Though vowing not to raise taxes on the middle class, President Obama was re-elected on a platform that would hike the rates of America's top two tax brackets 3 per cent and 4.9 per cent on January 1 — that is, for households whose annual income exceeds $241,900 (£152,250). Thus he drew a sharp line between where "middle class" leaves off and "wealthy" begins-and with the latter designation, in this administration you lose all sympathy.
I have old friends, a couple living in the greater DC area whose earnings are now nudging up against the cut-off beyond which we are no longer supposed to feel sorry for them. Their fiscal particulars make for an illuminating case study. Respectful of their privacy, I'll call them Fred and Ginger — both aged 56, with combined wages of $236,000.
Whoa! That's a lot of money! Yeah, sure, lop off nearly half — $95,600 — for federal, state, local, Social Security, Medicare, and property taxes. Still, that leaves a healthy $140,000. So how could my friends be so deeply in debt? What's their problem? A foolhardy fondness for Ferraris?
Their problem, in a word, is education-which Obama champions as the salvation of the American future. Wary of their district's dodgy public schools, Fred and Ginger spent $180,000 on private secondary education for their two daughters, both exceptionally bright. Determined to provide the best leg up in a world where employment will grow only more competitive, they've sent both girls to top-flight private colleges-which cost, with room and board, $55,000 a year.
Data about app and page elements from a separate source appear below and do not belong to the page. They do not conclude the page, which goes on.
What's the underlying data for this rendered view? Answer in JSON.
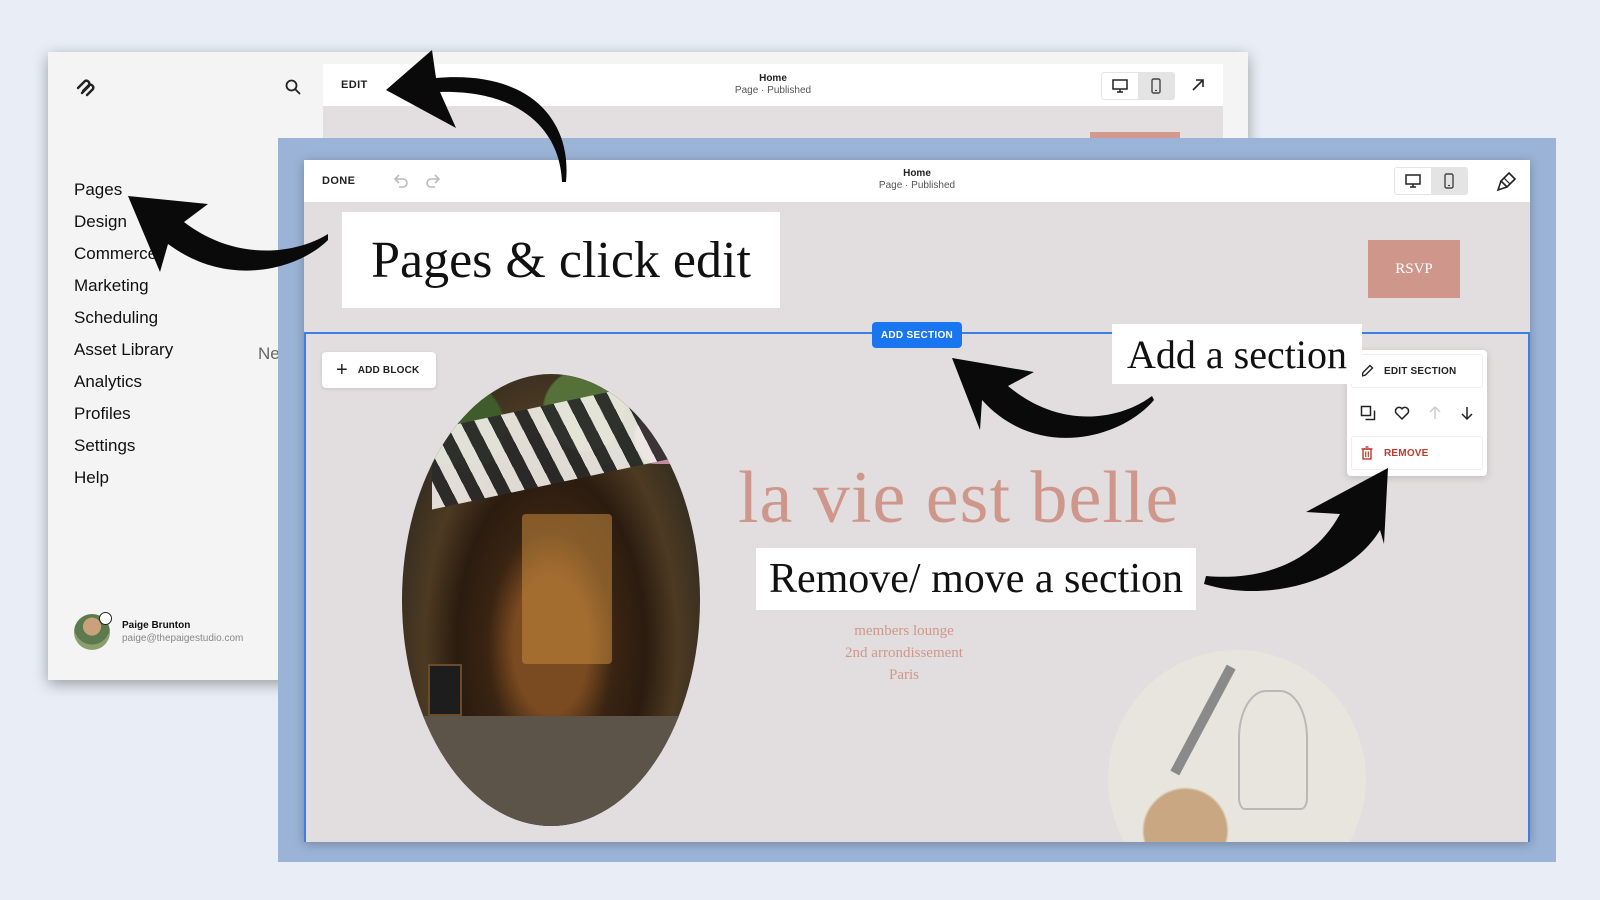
{
  "back_window": {
    "nav_items": [
      "Pages",
      "Design",
      "Commerce",
      "Marketing",
      "Scheduling",
      "Asset Library",
      "Analytics",
      "Profiles",
      "Settings",
      "Help"
    ],
    "nav_new_badge": "Ne",
    "user": {
      "name": "Paige Brunton",
      "email": "paige@thepaigestudio.com"
    },
    "toolbar": {
      "edit_label": "EDIT",
      "page_title": "Home",
      "page_status": "Page · Published"
    }
  },
  "front_window": {
    "toolbar": {
      "done_label": "DONE",
      "page_title": "Home",
      "page_status": "Page · Published"
    },
    "rsvp_label": "RSVP",
    "add_section_label": "ADD SECTION",
    "add_block_label": "ADD BLOCK",
    "hero_title": "la vie est belle",
    "tagline": [
      "members lounge",
      "2nd arrondissement",
      "Paris"
    ],
    "section_menu": {
      "edit_label": "EDIT SECTION",
      "remove_label": "REMOVE"
    }
  },
  "callouts": {
    "pages_edit": "Pages & click edit",
    "add_section": "Add a section",
    "remove_move": "Remove/ move a section"
  },
  "colors": {
    "accent_blue": "#1976f0",
    "rose": "#cf978b",
    "frame_blue": "#9bb3d6"
  }
}
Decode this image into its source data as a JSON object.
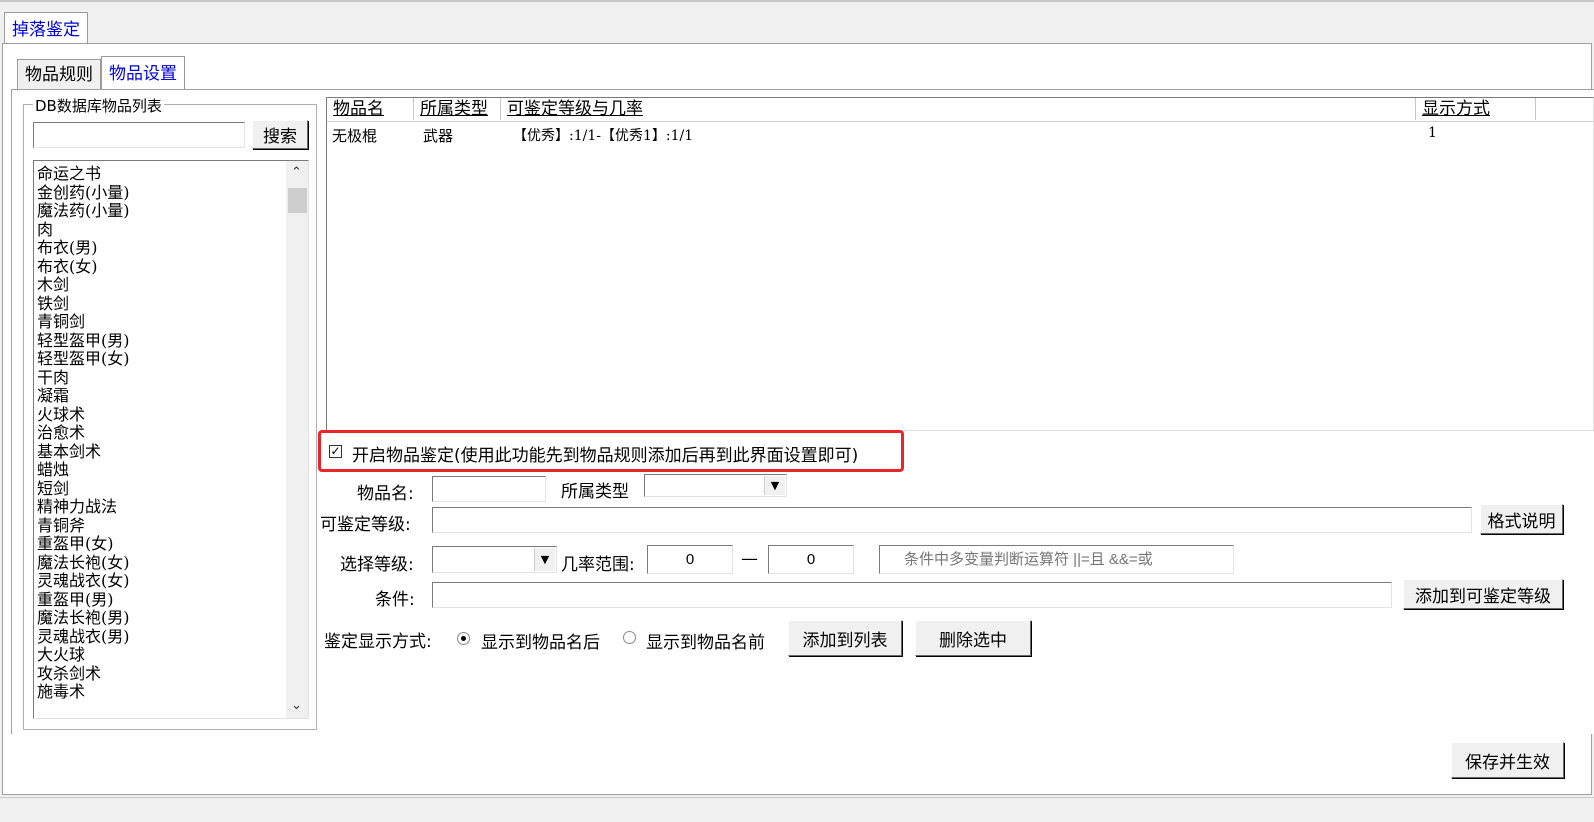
{
  "top_tab": "掉落鉴定",
  "sub_tabs": [
    "物品规则",
    "物品设置"
  ],
  "group": {
    "legend": "DB数据库物品列表",
    "search_value": "",
    "search_button": "搜索",
    "items": [
      "命运之书",
      "金创药(小量)",
      "魔法药(小量)",
      "肉",
      "布衣(男)",
      "布衣(女)",
      "木剑",
      "铁剑",
      "青铜剑",
      "轻型盔甲(男)",
      "轻型盔甲(女)",
      "干肉",
      "凝霜",
      "火球术",
      "治愈术",
      "基本剑术",
      "蜡烛",
      "短剑",
      "精神力战法",
      "青铜斧",
      "重盔甲(女)",
      "魔法长袍(女)",
      "灵魂战衣(女)",
      "重盔甲(男)",
      "魔法长袍(男)",
      "灵魂战衣(男)",
      "大火球",
      "攻杀剑术",
      "施毒术"
    ]
  },
  "table": {
    "columns": [
      "物品名",
      "所属类型",
      "可鉴定等级与几率",
      "显示方式"
    ],
    "rows": [
      {
        "name": "无极棍",
        "type": "武器",
        "levels": "【优秀】:1/1-【优秀1】:1/1",
        "display": "1"
      }
    ]
  },
  "form": {
    "enable_checkbox_label": "开启物品鉴定(使用此功能先到物品规则添加后再到此界面设置即可)",
    "enable_checked": true,
    "item_name_label": "物品名:",
    "item_name_value": "",
    "type_label": "所属类型",
    "type_value": "",
    "level_label": "可鉴定等级:",
    "level_value": "",
    "format_button": "格式说明",
    "select_level_label": "选择等级:",
    "select_level_value": "",
    "rate_label": "几率范围:",
    "rate_min": "0",
    "rate_dash": "—",
    "rate_max": "0",
    "hint_placeholder": "条件中多变量判断运算符 ||=且 &&=或",
    "condition_label": "条件:",
    "condition_value": "",
    "add_level_button": "添加到可鉴定等级",
    "display_mode_label": "鉴定显示方式:",
    "radio_after": "显示到物品名后",
    "radio_before": "显示到物品名前",
    "radio_selected": "after",
    "add_to_list_button": "添加到列表",
    "delete_selected_button": "删除选中"
  },
  "save_button": "保存并生效",
  "colors": {
    "highlight_border": "#e8262b",
    "tab_blue": "#0000e0"
  }
}
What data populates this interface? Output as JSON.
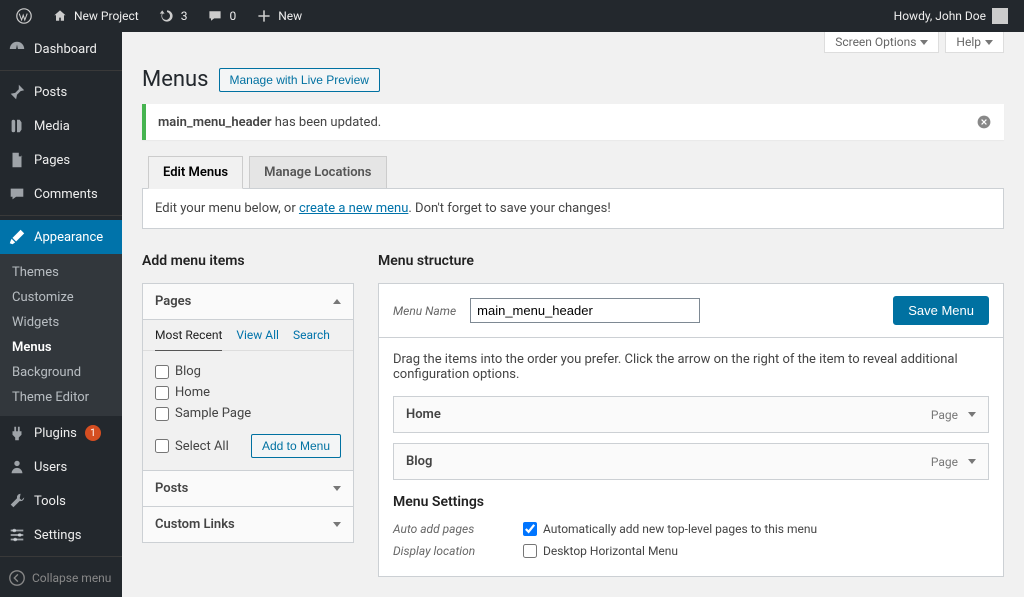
{
  "admin_bar": {
    "site_name": "New Project",
    "updates": "3",
    "comments": "0",
    "new_label": "New",
    "howdy": "Howdy, John Doe"
  },
  "sidebar": {
    "items": [
      {
        "label": "Dashboard"
      },
      {
        "label": "Posts"
      },
      {
        "label": "Media"
      },
      {
        "label": "Pages"
      },
      {
        "label": "Comments"
      },
      {
        "label": "Appearance"
      },
      {
        "label": "Plugins"
      },
      {
        "label": "Users"
      },
      {
        "label": "Tools"
      },
      {
        "label": "Settings"
      }
    ],
    "submenu": {
      "items": [
        {
          "label": "Themes"
        },
        {
          "label": "Customize"
        },
        {
          "label": "Widgets"
        },
        {
          "label": "Menus"
        },
        {
          "label": "Background"
        },
        {
          "label": "Theme Editor"
        }
      ]
    },
    "plugins_badge": "1",
    "collapse_label": "Collapse menu"
  },
  "screen_tabs": {
    "options": "Screen Options",
    "help": "Help"
  },
  "heading": {
    "title": "Menus",
    "live_preview": "Manage with Live Preview"
  },
  "notice": {
    "strong": "main_menu_header",
    "rest": " has been updated."
  },
  "tabs": {
    "edit": "Edit Menus",
    "locations": "Manage Locations"
  },
  "help_text": {
    "before": "Edit your menu below, or ",
    "link": "create a new menu",
    "after": ". Don't forget to save your changes!"
  },
  "add_items": {
    "heading": "Add menu items",
    "pages": {
      "header": "Pages",
      "tabs": {
        "recent": "Most Recent",
        "view_all": "View All",
        "search": "Search"
      },
      "items": [
        "Blog",
        "Home",
        "Sample Page"
      ],
      "select_all": "Select All",
      "add_btn": "Add to Menu"
    },
    "posts": {
      "header": "Posts"
    },
    "custom_links": {
      "header": "Custom Links"
    }
  },
  "structure": {
    "heading": "Menu structure",
    "name_label": "Menu Name",
    "name_value": "main_menu_header",
    "save_btn": "Save Menu",
    "instructions": "Drag the items into the order you prefer. Click the arrow on the right of the item to reveal additional configuration options.",
    "items": [
      {
        "title": "Home",
        "type": "Page"
      },
      {
        "title": "Blog",
        "type": "Page"
      }
    ]
  },
  "settings": {
    "heading": "Menu Settings",
    "auto_label": "Auto add pages",
    "auto_opt": "Automatically add new top-level pages to this menu",
    "loc_label": "Display location",
    "loc_opt": "Desktop Horizontal Menu"
  }
}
Once the younger daughter graduates in 2015, my friends will have spent $440,000 on their kids' Ivy League degrees, bringing the total education bill to $620,000.